## Exercise objective
Output all of the records again, exactly as written.

## Data shown
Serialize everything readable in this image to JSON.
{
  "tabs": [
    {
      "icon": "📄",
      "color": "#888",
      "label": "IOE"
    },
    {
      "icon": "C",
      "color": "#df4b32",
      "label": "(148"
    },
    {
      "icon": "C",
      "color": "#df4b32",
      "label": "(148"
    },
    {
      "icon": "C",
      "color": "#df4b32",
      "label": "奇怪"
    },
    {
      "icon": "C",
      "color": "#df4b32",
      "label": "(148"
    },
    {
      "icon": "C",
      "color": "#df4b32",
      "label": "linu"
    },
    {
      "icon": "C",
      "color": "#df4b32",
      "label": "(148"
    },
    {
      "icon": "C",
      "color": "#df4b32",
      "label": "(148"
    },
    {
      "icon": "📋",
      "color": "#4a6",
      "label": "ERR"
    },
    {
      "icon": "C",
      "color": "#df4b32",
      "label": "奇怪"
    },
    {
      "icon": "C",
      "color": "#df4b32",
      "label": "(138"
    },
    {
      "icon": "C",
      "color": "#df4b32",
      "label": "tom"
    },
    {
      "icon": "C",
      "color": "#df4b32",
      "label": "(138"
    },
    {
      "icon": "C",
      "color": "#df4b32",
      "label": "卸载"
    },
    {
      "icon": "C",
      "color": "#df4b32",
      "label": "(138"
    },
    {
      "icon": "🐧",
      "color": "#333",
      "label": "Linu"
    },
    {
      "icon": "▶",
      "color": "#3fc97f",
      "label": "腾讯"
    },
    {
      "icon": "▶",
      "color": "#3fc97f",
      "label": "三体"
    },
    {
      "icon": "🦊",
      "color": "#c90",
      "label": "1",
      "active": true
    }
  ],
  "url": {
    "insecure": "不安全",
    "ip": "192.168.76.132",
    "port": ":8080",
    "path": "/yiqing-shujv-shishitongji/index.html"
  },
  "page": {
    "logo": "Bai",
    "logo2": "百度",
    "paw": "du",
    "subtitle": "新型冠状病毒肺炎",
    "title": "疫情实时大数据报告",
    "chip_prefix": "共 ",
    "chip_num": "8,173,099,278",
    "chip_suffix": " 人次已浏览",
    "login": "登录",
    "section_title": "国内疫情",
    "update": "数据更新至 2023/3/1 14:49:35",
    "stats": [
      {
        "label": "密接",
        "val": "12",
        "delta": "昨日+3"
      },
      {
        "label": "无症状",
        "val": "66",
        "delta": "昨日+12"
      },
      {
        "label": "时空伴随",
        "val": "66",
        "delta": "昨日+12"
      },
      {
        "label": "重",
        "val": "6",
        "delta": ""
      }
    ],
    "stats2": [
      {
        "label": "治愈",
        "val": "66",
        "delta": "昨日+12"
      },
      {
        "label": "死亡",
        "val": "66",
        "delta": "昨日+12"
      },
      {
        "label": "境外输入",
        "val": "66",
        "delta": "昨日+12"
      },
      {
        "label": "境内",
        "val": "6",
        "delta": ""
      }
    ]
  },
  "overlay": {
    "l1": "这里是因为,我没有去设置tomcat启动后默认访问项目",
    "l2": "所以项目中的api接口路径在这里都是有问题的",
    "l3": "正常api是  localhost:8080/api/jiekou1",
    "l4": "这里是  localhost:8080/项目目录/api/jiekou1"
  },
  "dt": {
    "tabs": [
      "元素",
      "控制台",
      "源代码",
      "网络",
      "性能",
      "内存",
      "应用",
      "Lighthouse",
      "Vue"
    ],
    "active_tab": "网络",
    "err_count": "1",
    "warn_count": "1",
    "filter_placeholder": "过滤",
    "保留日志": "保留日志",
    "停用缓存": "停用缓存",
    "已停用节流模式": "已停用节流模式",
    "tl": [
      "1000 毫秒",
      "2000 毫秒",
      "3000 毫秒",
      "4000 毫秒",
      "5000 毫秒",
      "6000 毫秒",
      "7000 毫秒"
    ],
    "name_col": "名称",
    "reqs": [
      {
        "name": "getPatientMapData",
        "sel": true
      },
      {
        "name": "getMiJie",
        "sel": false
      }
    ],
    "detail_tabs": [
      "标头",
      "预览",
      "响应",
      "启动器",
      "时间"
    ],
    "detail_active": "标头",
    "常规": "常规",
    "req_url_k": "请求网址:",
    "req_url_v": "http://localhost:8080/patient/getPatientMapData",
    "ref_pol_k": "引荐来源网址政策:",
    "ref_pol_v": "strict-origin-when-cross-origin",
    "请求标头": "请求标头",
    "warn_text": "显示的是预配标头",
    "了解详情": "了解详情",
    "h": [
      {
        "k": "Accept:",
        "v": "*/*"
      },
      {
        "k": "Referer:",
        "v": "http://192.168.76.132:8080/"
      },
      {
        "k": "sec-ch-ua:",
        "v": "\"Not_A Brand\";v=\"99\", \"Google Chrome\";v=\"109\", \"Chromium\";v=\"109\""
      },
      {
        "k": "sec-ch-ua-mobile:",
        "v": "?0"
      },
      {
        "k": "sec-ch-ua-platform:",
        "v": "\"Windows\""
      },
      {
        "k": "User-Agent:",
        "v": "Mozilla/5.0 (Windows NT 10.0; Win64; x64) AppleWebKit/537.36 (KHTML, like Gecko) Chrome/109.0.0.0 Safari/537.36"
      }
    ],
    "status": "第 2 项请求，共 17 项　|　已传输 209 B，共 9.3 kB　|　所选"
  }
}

## Answer space
Serialize everything readable in this image to JSON.
{
  "tabs": [
    {
      "icon": "📄",
      "color": "#888",
      "label": "IOE"
    },
    {
      "icon": "C",
      "color": "#df4b32",
      "label": "(148"
    },
    {
      "icon": "C",
      "color": "#df4b32",
      "label": "(148"
    },
    {
      "icon": "C",
      "color": "#df4b32",
      "label": "奇怪"
    },
    {
      "icon": "C",
      "color": "#df4b32",
      "label": "(148"
    },
    {
      "icon": "C",
      "color": "#df4b32",
      "label": "linu"
    },
    {
      "icon": "C",
      "color": "#df4b32",
      "label": "(148"
    },
    {
      "icon": "C",
      "color": "#df4b32",
      "label": "(148"
    },
    {
      "icon": "📋",
      "color": "#4a6",
      "label": "ERR"
    },
    {
      "icon": "C",
      "color": "#df4b32",
      "label": "奇怪"
    },
    {
      "icon": "C",
      "color": "#df4b32",
      "label": "(138"
    },
    {
      "icon": "C",
      "color": "#df4b32",
      "label": "tom"
    },
    {
      "icon": "C",
      "color": "#df4b32",
      "label": "(138"
    },
    {
      "icon": "C",
      "color": "#df4b32",
      "label": "卸载"
    },
    {
      "icon": "C",
      "color": "#df4b32",
      "label": "(138"
    },
    {
      "icon": "🐧",
      "color": "#333",
      "label": "Linu"
    },
    {
      "icon": "▶",
      "color": "#3fc97f",
      "label": "腾讯"
    },
    {
      "icon": "▶",
      "color": "#3fc97f",
      "label": "三体"
    },
    {
      "icon": "🦊",
      "color": "#c90",
      "label": "1",
      "active": true
    }
  ],
  "url": {
    "insecure": "不安全",
    "ip": "192.168.76.132",
    "port": ":8080",
    "path": "/yiqing-shujv-shishitongji/index.html"
  },
  "page": {
    "logo": "Bai",
    "logo2": "百度",
    "paw": "du",
    "subtitle": "新型冠状病毒肺炎",
    "title": "疫情实时大数据报告",
    "chip_prefix": "共 ",
    "chip_num": "8,173,099,278",
    "chip_suffix": " 人次已浏览",
    "login": "登录",
    "section_title": "国内疫情",
    "update": "数据更新至 2023/3/1 14:49:35",
    "stats": [
      {
        "label": "密接",
        "val": "12",
        "delta": "昨日+3"
      },
      {
        "label": "无症状",
        "val": "66",
        "delta": "昨日+12"
      },
      {
        "label": "时空伴随",
        "val": "66",
        "delta": "昨日+12"
      },
      {
        "label": "重",
        "val": "6",
        "delta": ""
      }
    ],
    "stats2": [
      {
        "label": "治愈",
        "val": "66",
        "delta": "昨日+12"
      },
      {
        "label": "死亡",
        "val": "66",
        "delta": "昨日+12"
      },
      {
        "label": "境外输入",
        "val": "66",
        "delta": "昨日+12"
      },
      {
        "label": "境内",
        "val": "6",
        "delta": ""
      }
    ]
  },
  "overlay": {
    "l1": "这里是因为,我没有去设置tomcat启动后默认访问项目",
    "l2": "所以项目中的api接口路径在这里都是有问题的",
    "l3": "正常api是  localhost:8080/api/jiekou1",
    "l4": "这里是  localhost:8080/项目目录/api/jiekou1"
  },
  "dt": {
    "tabs": [
      "元素",
      "控制台",
      "源代码",
      "网络",
      "性能",
      "内存",
      "应用",
      "Lighthouse",
      "Vue"
    ],
    "active_tab": "网络",
    "err_count": "1",
    "warn_count": "1",
    "filter_placeholder": "过滤",
    "保留日志": "保留日志",
    "停用缓存": "停用缓存",
    "已停用节流模式": "已停用节流模式",
    "tl": [
      "1000 毫秒",
      "2000 毫秒",
      "3000 毫秒",
      "4000 毫秒",
      "5000 毫秒",
      "6000 毫秒",
      "7000 毫秒"
    ],
    "name_col": "名称",
    "reqs": [
      {
        "name": "getPatientMapData",
        "sel": true
      },
      {
        "name": "getMiJie",
        "sel": false
      }
    ],
    "detail_tabs": [
      "标头",
      "预览",
      "响应",
      "启动器",
      "时间"
    ],
    "detail_active": "标头",
    "常规": "常规",
    "req_url_k": "请求网址:",
    "req_url_v": "http://localhost:8080/patient/getPatientMapData",
    "ref_pol_k": "引荐来源网址政策:",
    "ref_pol_v": "strict-origin-when-cross-origin",
    "请求标头": "请求标头",
    "warn_text": "显示的是预配标头",
    "了解详情": "了解详情",
    "h": [
      {
        "k": "Accept:",
        "v": "*/*"
      },
      {
        "k": "Referer:",
        "v": "http://192.168.76.132:8080/"
      },
      {
        "k": "sec-ch-ua:",
        "v": "\"Not_A Brand\";v=\"99\", \"Google Chrome\";v=\"109\", \"Chromium\";v=\"109\""
      },
      {
        "k": "sec-ch-ua-mobile:",
        "v": "?0"
      },
      {
        "k": "sec-ch-ua-platform:",
        "v": "\"Windows\""
      },
      {
        "k": "User-Agent:",
        "v": "Mozilla/5.0 (Windows NT 10.0; Win64; x64) AppleWebKit/537.36 (KHTML, like Gecko) Chrome/109.0.0.0 Safari/537.36"
      }
    ],
    "status": "第 2 项请求，共 17 项　|　已传输 209 B，共 9.3 kB　|　所选"
  }
}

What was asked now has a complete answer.